[Collected data]
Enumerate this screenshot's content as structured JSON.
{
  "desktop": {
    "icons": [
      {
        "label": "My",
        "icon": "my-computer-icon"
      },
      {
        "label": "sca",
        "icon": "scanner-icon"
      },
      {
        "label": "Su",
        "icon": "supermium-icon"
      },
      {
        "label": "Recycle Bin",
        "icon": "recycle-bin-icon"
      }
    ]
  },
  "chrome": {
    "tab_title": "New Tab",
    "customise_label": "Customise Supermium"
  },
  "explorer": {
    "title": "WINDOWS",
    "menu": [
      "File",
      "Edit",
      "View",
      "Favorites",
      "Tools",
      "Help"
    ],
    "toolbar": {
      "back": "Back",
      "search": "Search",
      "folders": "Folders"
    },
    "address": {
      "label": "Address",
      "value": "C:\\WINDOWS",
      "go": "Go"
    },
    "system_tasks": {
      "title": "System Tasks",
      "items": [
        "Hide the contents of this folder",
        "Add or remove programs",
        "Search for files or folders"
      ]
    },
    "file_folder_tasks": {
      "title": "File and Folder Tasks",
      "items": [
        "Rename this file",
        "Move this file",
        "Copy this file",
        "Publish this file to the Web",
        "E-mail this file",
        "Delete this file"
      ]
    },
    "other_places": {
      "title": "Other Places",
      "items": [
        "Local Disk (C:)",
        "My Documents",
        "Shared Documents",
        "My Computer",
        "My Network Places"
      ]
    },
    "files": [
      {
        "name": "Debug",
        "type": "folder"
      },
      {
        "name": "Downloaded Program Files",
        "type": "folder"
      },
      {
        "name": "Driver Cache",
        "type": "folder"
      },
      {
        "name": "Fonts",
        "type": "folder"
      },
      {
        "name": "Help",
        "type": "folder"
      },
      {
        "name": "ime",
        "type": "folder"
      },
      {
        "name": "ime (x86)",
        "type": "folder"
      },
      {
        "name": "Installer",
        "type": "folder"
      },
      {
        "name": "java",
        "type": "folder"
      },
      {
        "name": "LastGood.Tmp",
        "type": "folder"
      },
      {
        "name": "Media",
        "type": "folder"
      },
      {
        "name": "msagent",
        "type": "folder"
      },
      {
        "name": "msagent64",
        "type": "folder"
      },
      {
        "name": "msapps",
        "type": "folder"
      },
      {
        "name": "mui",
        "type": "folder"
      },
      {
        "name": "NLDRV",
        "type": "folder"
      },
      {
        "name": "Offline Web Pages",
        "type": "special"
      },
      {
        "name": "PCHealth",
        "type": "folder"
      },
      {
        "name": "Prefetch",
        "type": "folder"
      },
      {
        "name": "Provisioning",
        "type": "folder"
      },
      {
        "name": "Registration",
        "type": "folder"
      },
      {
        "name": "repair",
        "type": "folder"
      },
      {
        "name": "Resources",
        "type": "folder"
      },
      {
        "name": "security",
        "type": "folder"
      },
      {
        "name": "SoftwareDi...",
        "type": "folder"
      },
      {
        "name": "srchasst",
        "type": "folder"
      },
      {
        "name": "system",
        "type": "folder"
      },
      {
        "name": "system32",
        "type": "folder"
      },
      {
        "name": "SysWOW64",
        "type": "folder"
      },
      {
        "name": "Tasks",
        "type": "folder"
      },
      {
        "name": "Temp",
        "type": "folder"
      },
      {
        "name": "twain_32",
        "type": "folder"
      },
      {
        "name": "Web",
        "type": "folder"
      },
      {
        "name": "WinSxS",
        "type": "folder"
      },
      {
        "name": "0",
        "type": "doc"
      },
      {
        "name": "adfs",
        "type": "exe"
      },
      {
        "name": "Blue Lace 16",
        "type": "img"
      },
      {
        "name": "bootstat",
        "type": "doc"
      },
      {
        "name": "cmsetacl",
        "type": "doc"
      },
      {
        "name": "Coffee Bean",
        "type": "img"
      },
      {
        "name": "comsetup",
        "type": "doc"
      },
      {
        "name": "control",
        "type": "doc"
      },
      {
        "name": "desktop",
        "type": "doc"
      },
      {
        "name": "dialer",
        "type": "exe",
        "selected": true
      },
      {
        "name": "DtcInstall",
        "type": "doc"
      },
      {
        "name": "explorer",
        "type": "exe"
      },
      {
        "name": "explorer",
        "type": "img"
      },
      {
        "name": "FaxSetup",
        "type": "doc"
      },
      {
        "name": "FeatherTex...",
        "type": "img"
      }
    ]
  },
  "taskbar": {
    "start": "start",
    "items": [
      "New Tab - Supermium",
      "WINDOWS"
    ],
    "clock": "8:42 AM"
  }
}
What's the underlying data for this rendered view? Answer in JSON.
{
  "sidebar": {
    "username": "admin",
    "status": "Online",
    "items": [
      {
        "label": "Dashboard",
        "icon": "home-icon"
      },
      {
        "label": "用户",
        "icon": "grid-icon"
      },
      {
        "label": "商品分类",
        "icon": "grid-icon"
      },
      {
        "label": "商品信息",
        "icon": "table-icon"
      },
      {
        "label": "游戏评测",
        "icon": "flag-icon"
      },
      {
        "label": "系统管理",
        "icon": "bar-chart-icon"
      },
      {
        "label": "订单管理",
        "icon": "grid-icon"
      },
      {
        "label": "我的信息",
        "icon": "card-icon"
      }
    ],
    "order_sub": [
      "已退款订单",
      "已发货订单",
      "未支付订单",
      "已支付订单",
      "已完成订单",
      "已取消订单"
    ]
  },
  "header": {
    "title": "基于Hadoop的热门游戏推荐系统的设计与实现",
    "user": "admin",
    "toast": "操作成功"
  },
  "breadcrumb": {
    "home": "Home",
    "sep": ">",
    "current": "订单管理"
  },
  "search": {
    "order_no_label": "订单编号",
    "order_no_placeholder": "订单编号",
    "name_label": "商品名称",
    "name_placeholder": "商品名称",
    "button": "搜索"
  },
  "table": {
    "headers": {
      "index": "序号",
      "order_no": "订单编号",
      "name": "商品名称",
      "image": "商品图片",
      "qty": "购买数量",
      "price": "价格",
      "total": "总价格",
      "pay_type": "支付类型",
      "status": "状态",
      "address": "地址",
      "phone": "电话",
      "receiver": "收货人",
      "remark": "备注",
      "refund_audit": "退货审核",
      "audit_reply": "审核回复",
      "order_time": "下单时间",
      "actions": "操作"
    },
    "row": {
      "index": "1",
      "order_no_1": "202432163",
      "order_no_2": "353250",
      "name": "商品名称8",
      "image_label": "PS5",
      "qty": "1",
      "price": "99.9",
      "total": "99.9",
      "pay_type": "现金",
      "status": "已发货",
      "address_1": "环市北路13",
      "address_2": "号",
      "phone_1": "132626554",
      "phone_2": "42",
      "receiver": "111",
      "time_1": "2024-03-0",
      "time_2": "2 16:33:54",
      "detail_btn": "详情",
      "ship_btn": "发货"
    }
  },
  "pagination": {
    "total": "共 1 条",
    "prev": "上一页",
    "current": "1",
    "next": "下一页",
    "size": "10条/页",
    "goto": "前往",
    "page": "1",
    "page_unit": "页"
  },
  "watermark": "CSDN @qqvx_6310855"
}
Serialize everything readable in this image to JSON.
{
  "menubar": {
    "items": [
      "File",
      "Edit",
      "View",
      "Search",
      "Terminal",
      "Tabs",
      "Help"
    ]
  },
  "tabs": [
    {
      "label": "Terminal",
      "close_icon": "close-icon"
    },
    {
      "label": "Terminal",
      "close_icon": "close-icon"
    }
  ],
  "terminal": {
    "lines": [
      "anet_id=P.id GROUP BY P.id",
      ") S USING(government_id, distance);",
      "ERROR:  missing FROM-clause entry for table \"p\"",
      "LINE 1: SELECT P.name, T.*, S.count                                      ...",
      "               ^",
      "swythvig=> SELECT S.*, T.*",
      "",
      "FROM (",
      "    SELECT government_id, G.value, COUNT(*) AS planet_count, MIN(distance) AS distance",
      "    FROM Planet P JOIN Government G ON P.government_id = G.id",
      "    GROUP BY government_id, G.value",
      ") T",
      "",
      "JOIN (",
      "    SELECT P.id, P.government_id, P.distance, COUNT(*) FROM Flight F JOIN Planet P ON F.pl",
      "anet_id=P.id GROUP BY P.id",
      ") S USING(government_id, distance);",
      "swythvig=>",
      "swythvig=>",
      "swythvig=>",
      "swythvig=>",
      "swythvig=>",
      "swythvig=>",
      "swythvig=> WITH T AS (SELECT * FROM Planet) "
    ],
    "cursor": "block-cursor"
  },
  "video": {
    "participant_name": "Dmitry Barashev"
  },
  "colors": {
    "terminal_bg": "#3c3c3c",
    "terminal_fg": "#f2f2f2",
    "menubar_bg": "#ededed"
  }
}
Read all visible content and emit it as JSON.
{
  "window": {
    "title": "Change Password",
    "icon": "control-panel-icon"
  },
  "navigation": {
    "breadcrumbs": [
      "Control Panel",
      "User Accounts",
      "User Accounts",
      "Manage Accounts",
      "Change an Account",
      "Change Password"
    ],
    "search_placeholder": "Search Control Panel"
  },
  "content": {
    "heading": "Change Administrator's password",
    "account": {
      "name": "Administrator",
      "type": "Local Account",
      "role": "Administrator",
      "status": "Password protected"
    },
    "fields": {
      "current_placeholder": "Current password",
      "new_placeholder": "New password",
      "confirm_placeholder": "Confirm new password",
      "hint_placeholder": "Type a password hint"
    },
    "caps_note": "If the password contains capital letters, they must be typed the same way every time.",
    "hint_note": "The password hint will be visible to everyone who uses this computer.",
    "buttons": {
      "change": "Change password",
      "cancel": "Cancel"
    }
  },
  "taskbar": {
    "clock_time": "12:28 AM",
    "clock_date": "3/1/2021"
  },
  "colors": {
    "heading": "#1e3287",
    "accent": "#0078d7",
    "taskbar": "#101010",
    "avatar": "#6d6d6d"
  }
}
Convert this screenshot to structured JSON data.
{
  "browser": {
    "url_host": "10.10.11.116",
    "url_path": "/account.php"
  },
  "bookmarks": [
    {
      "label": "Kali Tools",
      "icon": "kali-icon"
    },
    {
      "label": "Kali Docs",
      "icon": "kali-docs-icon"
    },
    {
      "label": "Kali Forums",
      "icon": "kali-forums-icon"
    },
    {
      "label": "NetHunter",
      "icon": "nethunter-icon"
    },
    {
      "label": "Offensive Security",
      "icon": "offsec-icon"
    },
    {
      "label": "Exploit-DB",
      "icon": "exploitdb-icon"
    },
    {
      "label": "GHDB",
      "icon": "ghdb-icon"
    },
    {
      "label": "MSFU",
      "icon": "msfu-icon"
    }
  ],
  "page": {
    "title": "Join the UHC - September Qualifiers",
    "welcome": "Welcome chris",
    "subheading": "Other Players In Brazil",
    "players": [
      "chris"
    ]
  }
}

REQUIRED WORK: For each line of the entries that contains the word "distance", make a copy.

SOLUTION TO THE EXERCISE:
      ") S USING(government_id, distance);",
      "    SELECT government_id, G.value, COUNT(*) AS planet_count, MIN(distance) AS distance",
      "    SELECT P.id, P.government_id, P.distance, COUNT(*) FROM Flight F JOIN Planet P ON F.pl",
      ") S USING(government_id, distance);",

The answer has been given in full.